In the wake of last week’s European parliamentary elections, many observers bewailed the fact that the traditional voting blocs lost heavily and the EP emerged more fragmented than before. Fragmentation will make it harder to choose the EU’s officials and to pass crucial legislation. However, for those who believe in a liberal Europe — “liberal” in the European sense of support for democracy and the rule of law — the results are actually encouraging. Emerging tarnished but unbowed, parties that believe in a liberal Europe made gains in some surprising places, paving the way, perhaps, for the duopoly of socialists and centrists that have shared power over Europe for decades to be replaced by a more differentiated party spectrum.
Of course, the threats to Europe’s future, though exaggerated by the media, are very real: In Italy, France, Hungary, and Poland, national-populist parties triumphed at the polls, increasing the danger to European integration and to liberal values. Parties of the center-left, like the German Social Democrats, the French Socialists, and Greece’s Syriza lost heavily — the latter forced to call new elections. In Britain, the Brexit party of Nigel Farage drove the UK’s governing Conservatives into fifth place in the polls, all but assuring that party’s takeover by its “hard Brexit” faction.

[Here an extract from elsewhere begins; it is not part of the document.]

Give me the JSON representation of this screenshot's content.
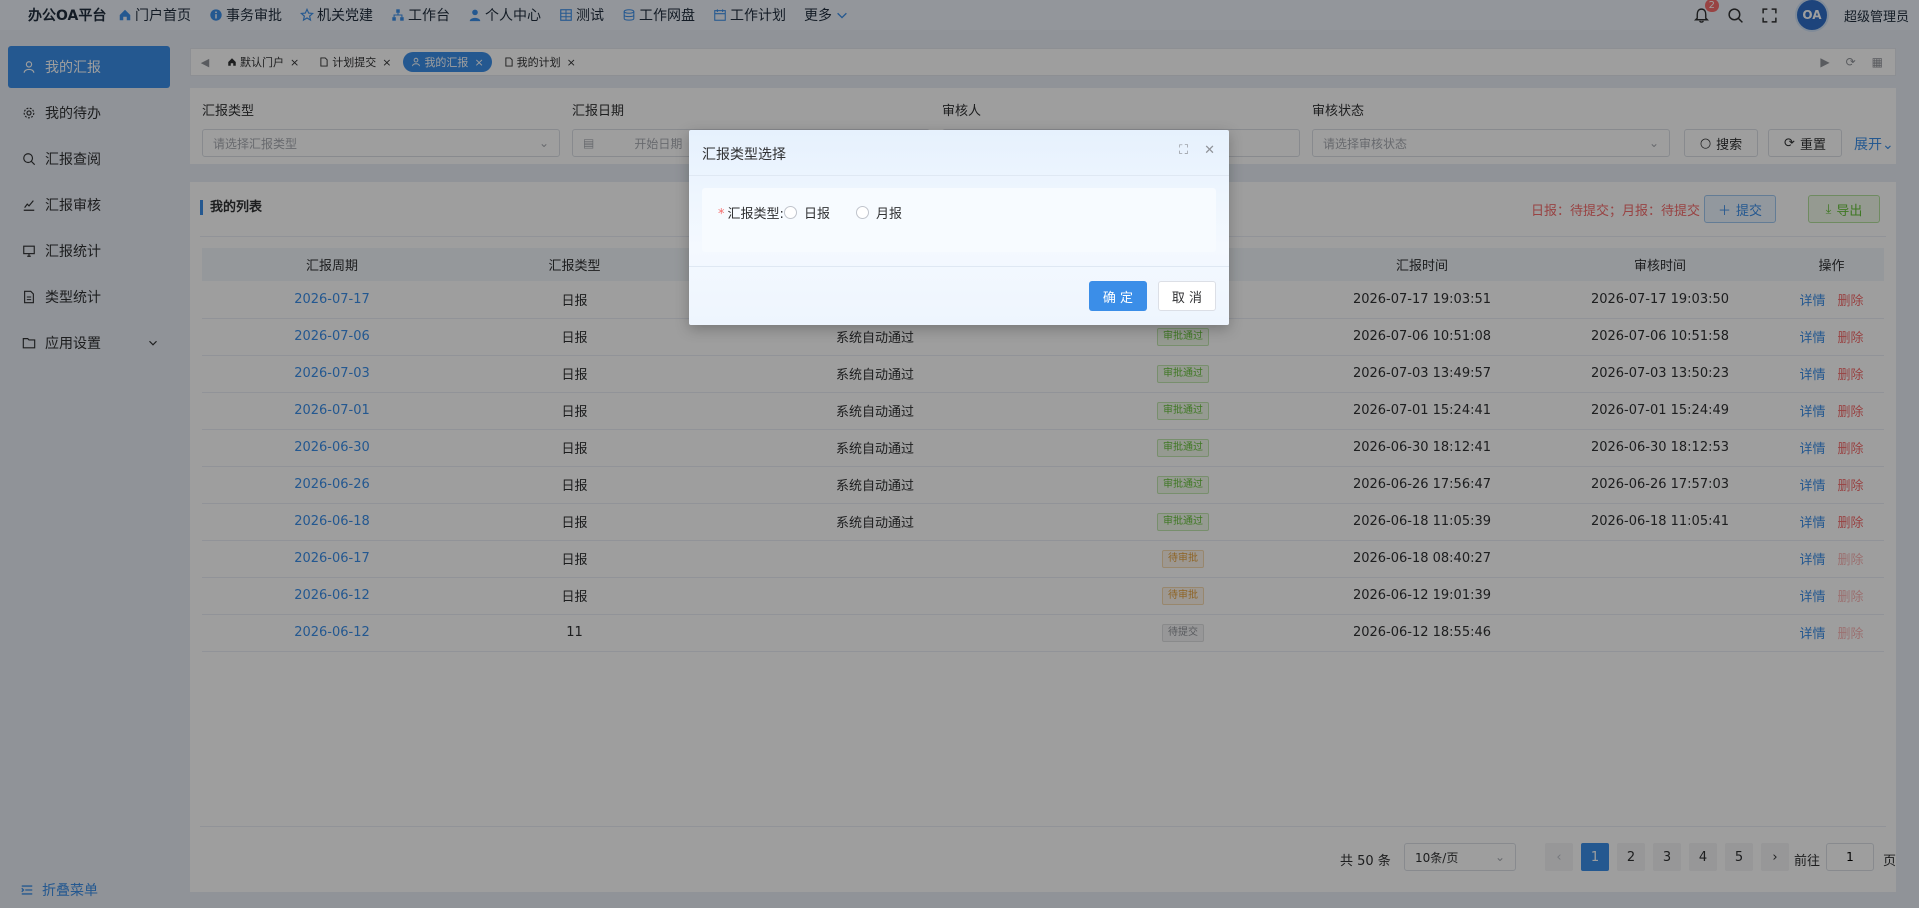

In France, Marine Le Pen’s Rassemblement National (the former National Front) edged out President Macron’s coalition with a first place showing. And in Italy, the “Lega” of Matteo Salvini — a far-right figure who wants to subvert the EU — won with over 30 percent of the vote. In Europe as a whole, the two major Euro-level coalitions, the center-left Socialists and Democrats and the center-right European People’s party, ended up with just over 40 percent, losing their traditional power to determine the EU’s governing institutions.
Less noticed are three more encouraging results:
First, turnout increased almost everywhere, up from 43 percent in 2014 to 51 percent now, suggesting that the threat from the national-populist right led many Europe-oriented voters to go to the polls. Whatever the actual distribution of the vote, increased turnout was almost everywhere a sign of concern for Europe’s future among a public alarmed by the rise of the populist right.
Second, apart from the gains of the Lega, the two biggest winners in last week’s elections were the center-left Greens — who doubled their vote in Germany with a platform against climate change — and the liberal ALDE coalition of liberals and democrats, who now control 110 seats out of the 751 in the EP. The most dramatic gain for liberalism was in the UK, where the Liberal Democrats leapt ahead of both Labour and the Conservatives with 18.5 percent of the vote, an increase of 14 seats over 2014. Even in France, Le Pen’s party came in slightly below its total in 2014, and there is still a strong majority in favor of Europe.
Third, and most important, while the British headlines gave pride of place to the smashing success of Farage’s anti-EU party, the results revealed a majority for remaining in Europe. Bolstering the support of the Lib Dems for a new referendum which would be likely to reverse Brexit, Labour leader Jeremy Corbyn, who had been negotiating with the Tories over Brexit for months, declared when the results came in that he was “listening very carefully” to Labour calls for a second referendum on leaving the EU.
As Europeans grow weary of the “blood and soil” ravings of the radical right, more changes may be on the horizon. Even Italy — where Salvini has ambitions to become the leader of a national-populist bloc in Brussels — may be shaken up by these elections. Salvini’s party governs in a shaky coalition with the equally-populist, but not right wing, Five Star Movement, which lost ground in the elections. As Salvini struts his stuff on the European stage, Five Star leader, Luigi de Maio, is under pressure to leave an alliance that has been a failure for his party. In the Five Star’s electoral losses and the stagnation in the Italian economy, a new alliance with the center-left and pro-Europe Democrats has become a real possibility.
Reinforcing the strength of liberal Europe, of course, is the widespread negative reaction among Europeans to an American president who has shown little understanding of the importance of the Atlantic alliance. As Donald Trump’s former henchman Steve Bannon works to organize a trans-Atlantic national-populist alliance, European horror of the spread of Trumpism may be contributing to a revival of liberal Europe.
Sidney Tarrow is the Maxwell Upson Emeritus Professor of Government at Cornell University. He is the co-editor (with David S. Meyer) of “The Resistance: The Dawn of the Anti-Trump Opposition Movement.”